With Crimea’s secession and accession drama still unfolding, we wait with baited breath about whether we will bear witness to yet another war (Kimberly Marten’s post on the Monkey Cage is sobering). Sure hard to believe that Steven Pinker is right with Syria blazing, the Central Africa Republic aflame, and Ukraine and Russia poised for conflict.
More parochially, I’ve been reading the story, perhaps apocryphal of the female job candidate whose negotiations for a job led to the school rescinding the offer. I’ve also been followed additional debates about underrepresentation of women in foreign policy and whether academics have anything to say. Krugman had some choice words for Nate Silver’s new enterprise, reminding us of the importance of theory.
Landing the Academic Job: The Art of Negotiation
Philosophy job market candidate gets a job offer, sends email with a variety of asks, and liberal arts Nazareth College rescinds the offer, so says anonymous blog post. Sets the internets ablaze with commentary. Did she ask for too much since this was a liberal arts college (personally I think that’s bullshit)?
- Kieran Snyder wonders is it true?
- Is it gendered? (The candidate asked for maternity leave). I always counsel female graduate students to ask for more because they often don’t, but Katy Waldman worries that the lesson is women who ask for stuff are perceived as pushy and punished in ways that men aren’t.
- Rebecca Schuman is pissed, as the signal appears to be accept whatever they offer.
Women and Foreign Policy
- Sarah Kendzior recounts being asked to write about women and foreign policy for Foreign Policy and getting dropped from a discussion that featured 8 men and 1 woman; she was also asked to write for a journal that wouldn’t pay contributors
- The piece she ultimately wrote for Al Jazeera:
To discuss how you are negatively perceived forces people to see you though your detractor’s eyes. To discuss sexism is to invite pity, to be reduced, even in support, to something less than what you are. When you work in the realm of ideas and trade in the currency of respect, this is a tough balance to pull off – and it goes hand in hand with the tough balance Slaughter describes of career and family.
- Anne-Marie Slaughter’s TED talk
- The Foreign Policy roundtable on academia and policy (oh yeah, and women)
Krugman on Nate Silver’s New Venture
But you can’t be an effective fox just by letting the data speak for itself — because it never does. You use data to inform your analysis, you let it tell you that your pet hypothesis is wrong, but data are never a substitute for hard thinking. If you think the data are speaking for themselves, what you’re really doing is implicit theorizing, which is a really bad idea (because you can’t test your assumptions if you don’t even know what you’re assuming.)
- He had a second take on it:
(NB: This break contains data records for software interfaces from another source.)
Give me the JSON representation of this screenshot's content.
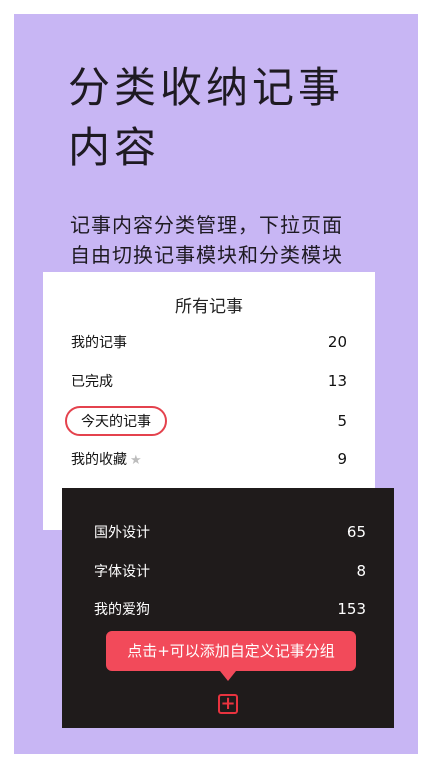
{
  "hero": {
    "title_line1": "分类收纳记事",
    "title_line2": "内容",
    "subtitle_line1": "记事内容分类管理，下拉页面",
    "subtitle_line2": "自由切换记事模块和分类模块"
  },
  "all_notes": {
    "title": "所有记事",
    "items": [
      {
        "label": "我的记事",
        "count": "20"
      },
      {
        "label": "已完成",
        "count": "13"
      },
      {
        "label": "今天的记事",
        "count": "5"
      },
      {
        "label": "我的收藏",
        "count": "9"
      }
    ]
  },
  "categories": {
    "items": [
      {
        "label": "国外设计",
        "count": "65"
      },
      {
        "label": "字体设计",
        "count": "8"
      },
      {
        "label": "我的爱狗",
        "count": "153"
      }
    ],
    "tooltip": "点击+可以添加自定义记事分组",
    "add_icon": "plus-square-icon",
    "add_symbol": "+"
  },
  "colors": {
    "background": "#c8b6f4",
    "accent": "#f24a5a",
    "dark_panel": "#1f1b1b"
  }
}
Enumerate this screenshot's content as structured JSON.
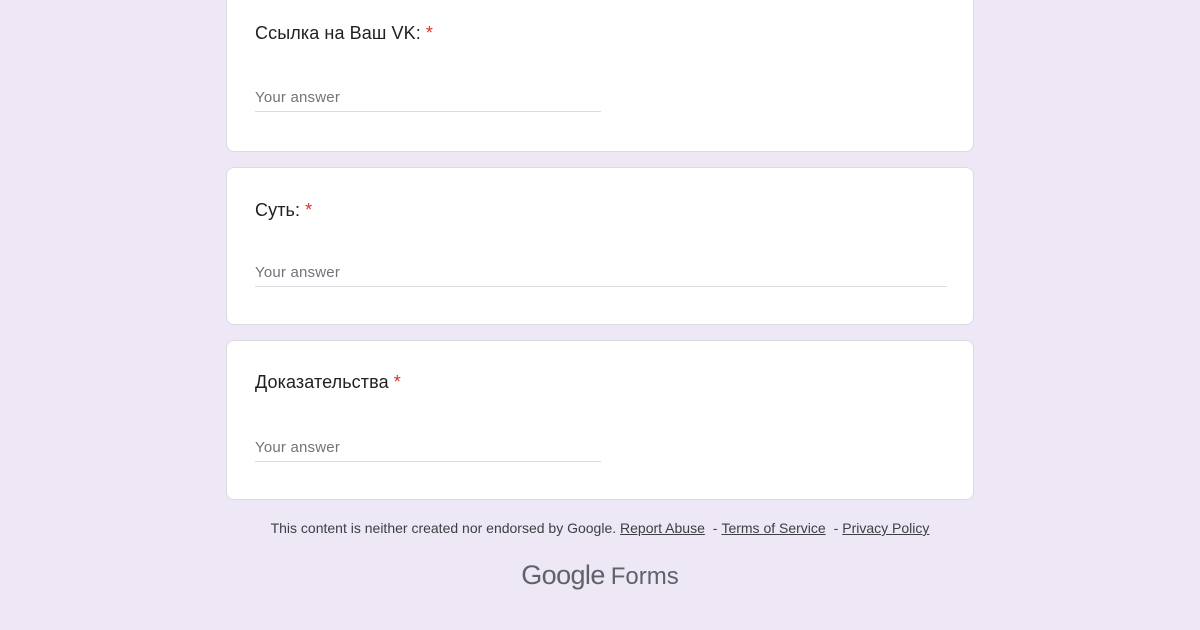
{
  "questions": [
    {
      "label": "Ссылка на Ваш VK:",
      "required_mark": "*",
      "placeholder": "Your answer"
    },
    {
      "label": "Суть:",
      "required_mark": "*",
      "placeholder": "Your answer"
    },
    {
      "label": "Доказательства",
      "required_mark": "*",
      "placeholder": "Your answer"
    }
  ],
  "footer": {
    "disclaimer": "This content is neither created nor endorsed by Google.",
    "report_abuse": "Report Abuse",
    "terms": "Terms of Service",
    "privacy": "Privacy Policy",
    "separator": "-"
  },
  "brand": {
    "google": "Google",
    "forms": "Forms"
  },
  "colors": {
    "background": "#ede7f6",
    "required": "#d93025"
  }
}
Now, about FiveThirtyEight: I hope that Nate Silver understands what it actually means to be a fox. The fox, according to Archilocus, knows many things. But he does know these things — he doesn’t approach each topic as a blank slate, or imagine that there are general-purpose data-analysis tools that absolve him from any need to understand the particular subject he’s tackling. Even the most basic question — where are the data I need? — often takes a fair bit of expertise; I know my way around macro data and some (but not all) trade data, but I turn to real experts for guidance on health data, labor market data, and more.
This is what you get when you analyze big data with no theory. pic.twitter.com/ZoQ0LZhFa0
— Noah Smith (@Noahpinion) March 19, 2014